▸ **Directions for this task**: Identify, in the records below, every line where the string "Adibe" appears, and copy each such line.

━━━━━━━━━━

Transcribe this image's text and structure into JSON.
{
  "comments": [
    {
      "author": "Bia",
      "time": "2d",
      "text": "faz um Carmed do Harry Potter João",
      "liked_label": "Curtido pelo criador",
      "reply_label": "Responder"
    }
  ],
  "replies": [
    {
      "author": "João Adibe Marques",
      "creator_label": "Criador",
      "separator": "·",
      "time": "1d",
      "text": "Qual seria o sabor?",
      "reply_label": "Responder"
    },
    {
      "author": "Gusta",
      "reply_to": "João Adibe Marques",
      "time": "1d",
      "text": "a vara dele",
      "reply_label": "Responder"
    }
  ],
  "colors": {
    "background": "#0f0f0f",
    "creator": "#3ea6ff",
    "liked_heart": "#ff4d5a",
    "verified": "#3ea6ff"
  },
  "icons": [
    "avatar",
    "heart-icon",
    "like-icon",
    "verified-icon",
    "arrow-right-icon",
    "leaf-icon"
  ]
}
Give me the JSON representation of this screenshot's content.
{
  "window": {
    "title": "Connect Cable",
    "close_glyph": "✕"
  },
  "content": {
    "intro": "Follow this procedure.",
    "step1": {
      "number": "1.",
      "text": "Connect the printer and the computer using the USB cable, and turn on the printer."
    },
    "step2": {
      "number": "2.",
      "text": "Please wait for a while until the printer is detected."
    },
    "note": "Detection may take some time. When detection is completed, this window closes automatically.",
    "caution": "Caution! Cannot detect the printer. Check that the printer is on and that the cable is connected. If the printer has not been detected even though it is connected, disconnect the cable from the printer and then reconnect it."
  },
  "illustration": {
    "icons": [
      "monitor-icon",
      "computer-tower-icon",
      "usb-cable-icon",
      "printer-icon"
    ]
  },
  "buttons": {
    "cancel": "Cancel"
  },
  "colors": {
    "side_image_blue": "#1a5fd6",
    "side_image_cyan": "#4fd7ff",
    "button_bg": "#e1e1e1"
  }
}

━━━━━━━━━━

▸ **Solved exercise**:
      "author": "João Adibe Marques",
      "reply_to": "João Adibe Marques",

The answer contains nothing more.